I was walking across a green field on a cliff high, above the southern Pacific ocean when I saw the girl. From a distance, she looked like any other girl; long dark hair and skin the color of wheat. But as she drew closer, I noticed the filth of her ill-fitting clothes, the broken shoes she wore on her feet, and her beautiful, beautiful brown eyes.
I smelled her before she leapt into my arms. A child should be bathed. They can’t bathe themselves.
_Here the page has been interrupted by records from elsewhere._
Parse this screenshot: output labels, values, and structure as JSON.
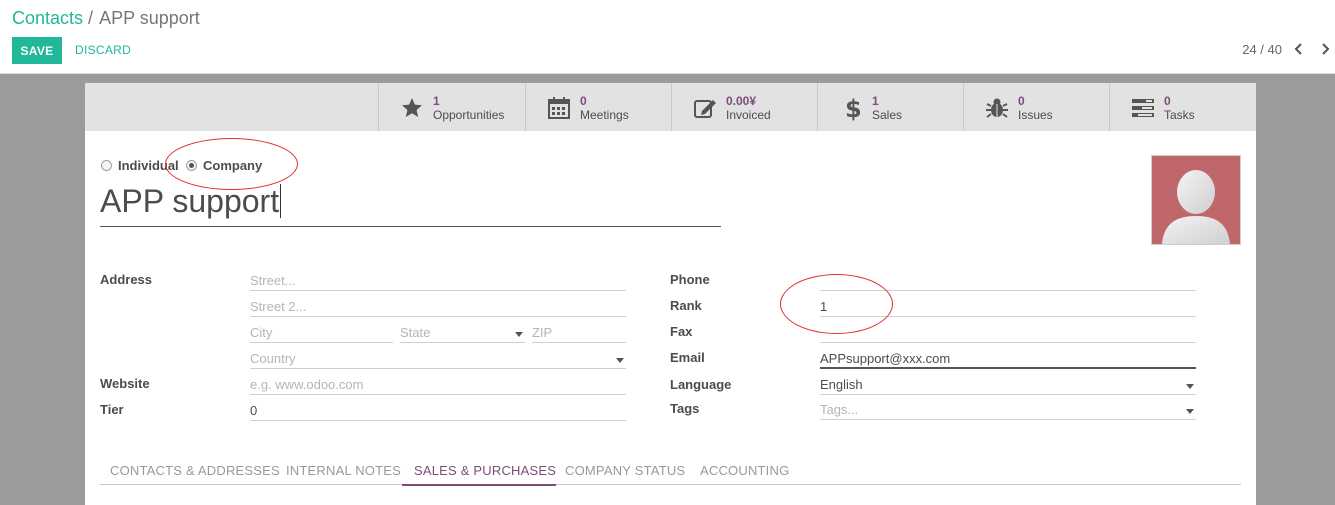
{
  "breadcrumb": {
    "parent": "Contacts",
    "separator": "/",
    "current": "APP support"
  },
  "toolbar": {
    "save_label": "SAVE",
    "discard_label": "DISCARD"
  },
  "pager": {
    "value": "24 / 40"
  },
  "smart_buttons": [
    {
      "value": "1",
      "label": "Opportunities",
      "icon": "star-icon"
    },
    {
      "value": "0",
      "label": "Meetings",
      "icon": "calendar-icon"
    },
    {
      "value": "0.00¥",
      "label": "Invoiced",
      "icon": "edit-icon"
    },
    {
      "value": "1",
      "label": "Sales",
      "icon": "dollar-icon"
    },
    {
      "value": "0",
      "label": "Issues",
      "icon": "bug-icon"
    },
    {
      "value": "0",
      "label": "Tasks",
      "icon": "tasks-icon"
    }
  ],
  "company_type": {
    "individual": "Individual",
    "company": "Company",
    "selected": "Company"
  },
  "name": "APP support",
  "left": {
    "address_label": "Address",
    "street_ph": "Street...",
    "street2_ph": "Street 2...",
    "city_ph": "City",
    "state_ph": "State",
    "zip_ph": "ZIP",
    "country_ph": "Country",
    "website_label": "Website",
    "website_ph": "e.g. www.odoo.com",
    "tier_label": "Tier",
    "tier_value": "0"
  },
  "right": {
    "phone_label": "Phone",
    "rank_label": "Rank",
    "rank_value": "1",
    "fax_label": "Fax",
    "email_label": "Email",
    "email_value": "APPsupport@xxx.com",
    "language_label": "Language",
    "language_value": "English",
    "tags_label": "Tags",
    "tags_ph": "Tags..."
  },
  "tabs": [
    "CONTACTS & ADDRESSES",
    "INTERNAL NOTES",
    "SALES & PURCHASES",
    "COMPANY STATUS",
    "ACCOUNTING"
  ],
  "active_tab": "SALES & PURCHASES",
  "colors": {
    "primary": "#21b799",
    "accent": "#7c4d7c",
    "annotation": "#e03030",
    "avatar_bg": "#c0676b"
  }
}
And a child’s clothes should be washed, even when the effort is taxing.
Still, I caught her and held her in my arms.
I felt her chipped fingernails against my shoulders and the thick, matted grease in her hair, pressed under my chin.
I shuddered, but held on.
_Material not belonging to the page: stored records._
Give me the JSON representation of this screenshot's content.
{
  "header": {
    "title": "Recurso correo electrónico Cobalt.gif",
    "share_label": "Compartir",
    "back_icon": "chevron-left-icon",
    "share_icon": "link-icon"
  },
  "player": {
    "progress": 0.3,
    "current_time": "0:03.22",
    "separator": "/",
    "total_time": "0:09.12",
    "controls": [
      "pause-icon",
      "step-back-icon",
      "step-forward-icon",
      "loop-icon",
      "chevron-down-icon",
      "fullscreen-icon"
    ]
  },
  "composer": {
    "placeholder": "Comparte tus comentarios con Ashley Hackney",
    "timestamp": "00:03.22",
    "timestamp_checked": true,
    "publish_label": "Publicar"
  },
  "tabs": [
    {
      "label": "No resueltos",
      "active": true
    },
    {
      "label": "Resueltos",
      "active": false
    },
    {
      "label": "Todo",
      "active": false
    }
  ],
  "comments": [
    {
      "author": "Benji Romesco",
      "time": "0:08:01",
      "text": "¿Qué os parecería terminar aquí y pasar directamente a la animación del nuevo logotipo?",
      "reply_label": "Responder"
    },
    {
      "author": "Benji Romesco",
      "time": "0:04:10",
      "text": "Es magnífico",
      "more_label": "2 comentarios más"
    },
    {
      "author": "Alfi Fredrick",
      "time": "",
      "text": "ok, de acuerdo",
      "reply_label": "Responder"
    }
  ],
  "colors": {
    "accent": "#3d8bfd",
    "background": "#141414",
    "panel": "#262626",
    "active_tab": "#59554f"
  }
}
I carried the child to the edge of the field, kissed her forehead and set her down on the damp green earth, but she would have none of it. She held the fabric at the hem of my jacket until I took her hand.
Together, we walked to church for evening service. It was time and I couldn’t bring myself to send her away.
I entered the small, wood framed building with a filthy child in tow. No one asked where I found her or who she was.
I sat down on a rough wooden bench and welcomed the child onto my lap. As we sang hymns, I pulled fleas from the child’s matted hair. I crushed them between my fingernails and wondered if I, too, would get fleas. I knew I would, but it was too late. I was smitten.
During the sermon, I thought, Christ holds me, just this way. And I loved the child even more.